“In Manchester we’re seeing some serious problems at the moment with syringes abandoned in the centre of town and this is something that a lot of people are concerned about.
“If we focused on this as a health issue rather than a criminal issue we’d be further forward.”
This is a view echoed by many people I’ve spoken to. Criminalising drugs makes the user of that drug a criminal. Decriminalising drugs makes the user of that drug a law-abiding citizen.
Of course the problem isn’t as simple as that, because that’s not taking into account any mention of health risks (and costs) and dependence rates. But it’s worth noting.
Perhaps, just because something is criminal, there’s an extra stigma attached to it that makes people look down on others for using it. If weed was legal, for example, and had been for years, would we have the same views?
Mr Kaye, 44, said: “The real reluctance [to decriminalise drugs] is out of a fear of tabloid headlines. They know that certain sections of the press would absolutely hammer them as being ‘soft on drugs’.
“For me, you can’t accuse those of us who want to actually see practical change as being soft on drugs.”

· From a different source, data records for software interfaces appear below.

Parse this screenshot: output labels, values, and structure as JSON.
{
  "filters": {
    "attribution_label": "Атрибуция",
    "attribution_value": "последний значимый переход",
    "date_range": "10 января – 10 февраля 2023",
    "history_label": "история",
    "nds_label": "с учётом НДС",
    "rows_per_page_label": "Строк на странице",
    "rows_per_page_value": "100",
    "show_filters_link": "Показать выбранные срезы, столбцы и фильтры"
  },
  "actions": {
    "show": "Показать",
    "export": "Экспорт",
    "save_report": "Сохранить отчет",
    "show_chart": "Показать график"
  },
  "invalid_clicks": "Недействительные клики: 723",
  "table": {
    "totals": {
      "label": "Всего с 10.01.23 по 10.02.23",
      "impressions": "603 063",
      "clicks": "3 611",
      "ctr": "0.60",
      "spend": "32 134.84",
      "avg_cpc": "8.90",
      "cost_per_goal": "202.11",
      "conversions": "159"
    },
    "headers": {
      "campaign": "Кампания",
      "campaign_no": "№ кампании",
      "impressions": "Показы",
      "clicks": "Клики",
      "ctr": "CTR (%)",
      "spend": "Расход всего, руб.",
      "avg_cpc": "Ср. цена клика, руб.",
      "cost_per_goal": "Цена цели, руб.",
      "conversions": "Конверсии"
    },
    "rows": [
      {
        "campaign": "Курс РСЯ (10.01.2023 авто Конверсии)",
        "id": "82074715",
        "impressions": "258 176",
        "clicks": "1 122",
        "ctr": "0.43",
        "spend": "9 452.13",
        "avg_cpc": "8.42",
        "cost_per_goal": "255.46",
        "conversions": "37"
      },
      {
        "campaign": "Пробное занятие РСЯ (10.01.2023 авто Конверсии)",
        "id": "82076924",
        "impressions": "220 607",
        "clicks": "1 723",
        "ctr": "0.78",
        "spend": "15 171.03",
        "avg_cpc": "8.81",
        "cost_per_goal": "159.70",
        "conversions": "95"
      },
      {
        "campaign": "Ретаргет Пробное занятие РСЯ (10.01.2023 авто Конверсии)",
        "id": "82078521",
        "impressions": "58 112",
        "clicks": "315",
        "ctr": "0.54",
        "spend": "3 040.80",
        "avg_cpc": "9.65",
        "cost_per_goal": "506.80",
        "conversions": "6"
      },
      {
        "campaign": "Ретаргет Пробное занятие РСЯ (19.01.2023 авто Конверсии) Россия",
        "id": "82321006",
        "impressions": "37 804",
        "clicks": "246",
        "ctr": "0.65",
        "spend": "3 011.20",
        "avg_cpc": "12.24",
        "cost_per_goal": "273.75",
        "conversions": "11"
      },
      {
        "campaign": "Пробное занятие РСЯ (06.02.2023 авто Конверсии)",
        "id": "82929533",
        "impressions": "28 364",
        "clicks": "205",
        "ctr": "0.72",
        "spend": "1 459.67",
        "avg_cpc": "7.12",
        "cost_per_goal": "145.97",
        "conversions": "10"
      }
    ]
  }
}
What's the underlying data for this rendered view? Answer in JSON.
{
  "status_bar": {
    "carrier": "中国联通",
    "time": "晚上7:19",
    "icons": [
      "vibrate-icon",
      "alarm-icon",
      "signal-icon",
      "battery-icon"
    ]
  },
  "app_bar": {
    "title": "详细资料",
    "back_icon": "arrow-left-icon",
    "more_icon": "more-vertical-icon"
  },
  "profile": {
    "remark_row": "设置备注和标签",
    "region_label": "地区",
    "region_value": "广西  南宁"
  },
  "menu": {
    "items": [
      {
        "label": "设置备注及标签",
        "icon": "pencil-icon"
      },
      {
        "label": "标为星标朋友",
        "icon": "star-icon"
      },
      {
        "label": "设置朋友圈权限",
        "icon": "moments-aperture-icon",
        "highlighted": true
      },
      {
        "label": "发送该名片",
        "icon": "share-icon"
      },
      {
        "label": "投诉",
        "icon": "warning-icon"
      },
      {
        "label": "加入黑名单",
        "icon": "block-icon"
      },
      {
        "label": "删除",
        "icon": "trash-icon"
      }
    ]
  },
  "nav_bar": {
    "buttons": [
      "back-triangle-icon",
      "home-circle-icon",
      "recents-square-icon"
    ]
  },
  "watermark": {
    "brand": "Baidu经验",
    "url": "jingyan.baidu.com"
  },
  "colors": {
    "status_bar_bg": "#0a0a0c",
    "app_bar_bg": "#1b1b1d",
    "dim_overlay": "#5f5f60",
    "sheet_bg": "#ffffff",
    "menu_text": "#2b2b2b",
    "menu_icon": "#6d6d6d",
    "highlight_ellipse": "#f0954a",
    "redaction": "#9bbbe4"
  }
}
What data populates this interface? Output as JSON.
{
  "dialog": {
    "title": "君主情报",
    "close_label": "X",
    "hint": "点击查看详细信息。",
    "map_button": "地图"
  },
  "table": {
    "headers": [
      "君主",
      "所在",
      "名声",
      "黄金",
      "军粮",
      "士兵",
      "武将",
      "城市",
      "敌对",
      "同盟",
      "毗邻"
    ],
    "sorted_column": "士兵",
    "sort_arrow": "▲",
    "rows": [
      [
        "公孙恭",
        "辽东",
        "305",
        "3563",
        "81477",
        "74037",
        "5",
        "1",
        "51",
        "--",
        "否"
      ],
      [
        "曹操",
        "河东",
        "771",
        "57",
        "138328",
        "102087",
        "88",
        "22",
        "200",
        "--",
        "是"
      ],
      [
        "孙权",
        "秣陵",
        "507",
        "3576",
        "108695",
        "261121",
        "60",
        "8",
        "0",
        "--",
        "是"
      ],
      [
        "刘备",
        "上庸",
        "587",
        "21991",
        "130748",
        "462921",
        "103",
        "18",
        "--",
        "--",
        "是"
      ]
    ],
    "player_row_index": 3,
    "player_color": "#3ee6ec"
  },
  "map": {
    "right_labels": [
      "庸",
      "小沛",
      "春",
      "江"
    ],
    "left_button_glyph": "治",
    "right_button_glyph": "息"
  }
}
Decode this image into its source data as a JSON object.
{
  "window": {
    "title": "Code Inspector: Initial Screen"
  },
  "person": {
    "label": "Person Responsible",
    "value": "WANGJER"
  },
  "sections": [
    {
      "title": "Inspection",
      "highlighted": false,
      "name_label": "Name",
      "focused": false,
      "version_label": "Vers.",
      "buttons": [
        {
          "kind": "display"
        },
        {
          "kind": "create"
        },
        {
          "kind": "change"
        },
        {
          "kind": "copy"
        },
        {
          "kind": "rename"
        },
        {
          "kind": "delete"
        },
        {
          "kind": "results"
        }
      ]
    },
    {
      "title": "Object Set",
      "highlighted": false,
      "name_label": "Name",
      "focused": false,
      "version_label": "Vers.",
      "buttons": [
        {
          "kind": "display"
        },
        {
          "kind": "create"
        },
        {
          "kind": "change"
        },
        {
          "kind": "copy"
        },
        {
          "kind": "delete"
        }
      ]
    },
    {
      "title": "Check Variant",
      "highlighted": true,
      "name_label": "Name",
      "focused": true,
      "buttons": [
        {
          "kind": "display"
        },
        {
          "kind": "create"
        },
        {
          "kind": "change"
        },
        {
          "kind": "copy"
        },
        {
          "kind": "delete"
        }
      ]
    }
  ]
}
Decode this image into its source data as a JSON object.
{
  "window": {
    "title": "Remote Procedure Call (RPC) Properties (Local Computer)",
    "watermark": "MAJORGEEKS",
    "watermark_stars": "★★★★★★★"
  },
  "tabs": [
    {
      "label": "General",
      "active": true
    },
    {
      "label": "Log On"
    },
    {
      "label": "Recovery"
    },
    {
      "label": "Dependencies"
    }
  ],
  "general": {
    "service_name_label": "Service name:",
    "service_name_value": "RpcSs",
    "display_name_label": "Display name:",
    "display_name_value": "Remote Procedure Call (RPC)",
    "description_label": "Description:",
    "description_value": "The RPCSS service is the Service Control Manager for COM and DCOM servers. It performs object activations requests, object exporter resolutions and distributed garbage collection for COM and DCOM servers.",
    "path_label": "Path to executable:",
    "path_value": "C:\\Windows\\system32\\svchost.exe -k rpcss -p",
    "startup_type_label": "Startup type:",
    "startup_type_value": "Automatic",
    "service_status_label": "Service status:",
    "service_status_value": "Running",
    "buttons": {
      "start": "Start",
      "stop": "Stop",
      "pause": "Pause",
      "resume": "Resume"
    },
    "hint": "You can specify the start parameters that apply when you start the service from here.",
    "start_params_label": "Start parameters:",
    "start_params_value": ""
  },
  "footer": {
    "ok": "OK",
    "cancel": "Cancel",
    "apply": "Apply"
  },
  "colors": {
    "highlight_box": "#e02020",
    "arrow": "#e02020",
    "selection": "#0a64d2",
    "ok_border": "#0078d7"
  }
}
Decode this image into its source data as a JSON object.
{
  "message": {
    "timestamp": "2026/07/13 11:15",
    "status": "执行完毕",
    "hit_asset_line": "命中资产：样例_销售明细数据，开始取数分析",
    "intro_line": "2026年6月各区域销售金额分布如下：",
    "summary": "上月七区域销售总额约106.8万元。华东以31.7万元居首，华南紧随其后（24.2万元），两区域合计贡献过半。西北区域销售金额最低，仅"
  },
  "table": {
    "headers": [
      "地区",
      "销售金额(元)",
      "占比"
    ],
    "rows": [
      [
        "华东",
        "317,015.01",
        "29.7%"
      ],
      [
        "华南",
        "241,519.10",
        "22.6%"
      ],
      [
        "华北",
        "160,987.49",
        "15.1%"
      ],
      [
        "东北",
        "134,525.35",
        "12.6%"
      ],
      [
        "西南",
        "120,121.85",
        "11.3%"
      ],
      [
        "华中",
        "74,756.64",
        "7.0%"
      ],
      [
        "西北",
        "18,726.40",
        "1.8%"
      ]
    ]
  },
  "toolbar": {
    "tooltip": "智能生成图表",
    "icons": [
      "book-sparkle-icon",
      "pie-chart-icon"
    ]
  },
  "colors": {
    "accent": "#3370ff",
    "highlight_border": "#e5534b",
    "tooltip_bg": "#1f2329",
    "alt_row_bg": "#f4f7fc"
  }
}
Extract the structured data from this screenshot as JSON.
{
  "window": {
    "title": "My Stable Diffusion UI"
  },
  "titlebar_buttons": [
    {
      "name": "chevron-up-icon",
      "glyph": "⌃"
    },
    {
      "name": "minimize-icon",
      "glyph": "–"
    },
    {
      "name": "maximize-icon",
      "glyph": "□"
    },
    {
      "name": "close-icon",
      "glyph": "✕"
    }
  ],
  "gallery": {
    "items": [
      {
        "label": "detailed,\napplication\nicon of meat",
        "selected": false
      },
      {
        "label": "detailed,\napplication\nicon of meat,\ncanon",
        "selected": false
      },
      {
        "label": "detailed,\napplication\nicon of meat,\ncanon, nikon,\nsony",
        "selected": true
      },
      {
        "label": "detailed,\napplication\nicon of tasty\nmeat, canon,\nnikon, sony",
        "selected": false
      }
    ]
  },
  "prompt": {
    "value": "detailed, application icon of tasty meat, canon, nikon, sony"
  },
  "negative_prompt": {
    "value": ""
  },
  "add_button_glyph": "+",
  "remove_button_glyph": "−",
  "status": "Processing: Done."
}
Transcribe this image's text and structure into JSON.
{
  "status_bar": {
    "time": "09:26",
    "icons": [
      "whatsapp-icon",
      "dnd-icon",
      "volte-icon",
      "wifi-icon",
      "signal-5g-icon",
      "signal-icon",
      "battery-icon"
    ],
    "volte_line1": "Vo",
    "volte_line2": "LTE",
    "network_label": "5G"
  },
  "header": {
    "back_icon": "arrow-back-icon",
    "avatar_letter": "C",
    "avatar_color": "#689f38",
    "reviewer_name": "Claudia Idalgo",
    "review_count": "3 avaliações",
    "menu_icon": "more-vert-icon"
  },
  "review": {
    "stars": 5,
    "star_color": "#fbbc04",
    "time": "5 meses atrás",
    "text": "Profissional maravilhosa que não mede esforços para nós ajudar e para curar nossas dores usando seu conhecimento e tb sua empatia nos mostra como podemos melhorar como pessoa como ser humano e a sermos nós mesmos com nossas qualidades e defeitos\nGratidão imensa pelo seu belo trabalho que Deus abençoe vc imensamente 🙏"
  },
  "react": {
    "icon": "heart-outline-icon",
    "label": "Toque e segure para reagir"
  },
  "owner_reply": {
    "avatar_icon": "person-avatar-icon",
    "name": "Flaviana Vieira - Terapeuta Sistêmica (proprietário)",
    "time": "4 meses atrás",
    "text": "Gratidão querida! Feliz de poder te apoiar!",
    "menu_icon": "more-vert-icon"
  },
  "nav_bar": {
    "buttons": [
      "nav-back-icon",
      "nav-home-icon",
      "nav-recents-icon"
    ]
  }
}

FAILING THE PEOPLE: Loz Kaye says the ‘war on drugs’ has failed those it’s meant to help (© Pirate Party UK, via YouTube, with thanks)
He added: “I’ve picked up more syringes on the sides of Rochdale canal than I think most of the MPs. To me, what’s soft is not wanting to act in a way that would actually do some good and bring some real benefits.”
Another potential benefit to decriminalising, particularly in the case of cannabis, is the positive effects it could have on the economy.
It’s no secret there’s a giant underground market for trading drugs. If that market was legal, and therefore regulated, it’s thought the economic impacts could be vast.
A taxable, tradable product with a proven demand in a market that would surely attract large-scale investment – with my business hat on, this sounds like a no-brainer, right?
Successful decisions have been made using much less information. And we haven’t even considered the fact that a legal drugs market would create jobs.
Mr Kaye said: “The other thing we have to do is listen to evidence that, time and time again, the Home Secretary has simply refused to listen to.
“It’s time they actually bring forward an evidence-based drugs policy.
“The current criminal framework is simply not working and we’ve got to take it out of the hands of criminals.”
A regulated cannabis trader would be subject to standards, in much the same way as food suppliers are.
There’s an argument that, if legalised, regulators could determine cannabis’ potency, thereby limiting medical and psychological effects.
MM’s Richard Brown got Councillor James Baker’s views on cannabis legalisation in December
Campaigner Colin Davies told MM: “The demand for cannabis is huge. With a regulated, taxed supply chain, Manchester can lead the way to a safer way; a new way.
“Leaving cannabis in the black market is criminal itself.”
So where have we landed? There is significant proof that there are harmful and lasting effects involved in drug use.
Politicians live and die by their policy decisions and a severe change on drug law would certainly provoke criticism.
But there are tangible benefits, too.
The UK’s economy could benefit, which may be particularly important given the recent recessionary hardships and the current instability of the Euro.
It’s fair to say what’s legal isn’t always ethical. But does that mean to say something illegal is always unethical?
Main image courtesy of Prensa 420, with thanks.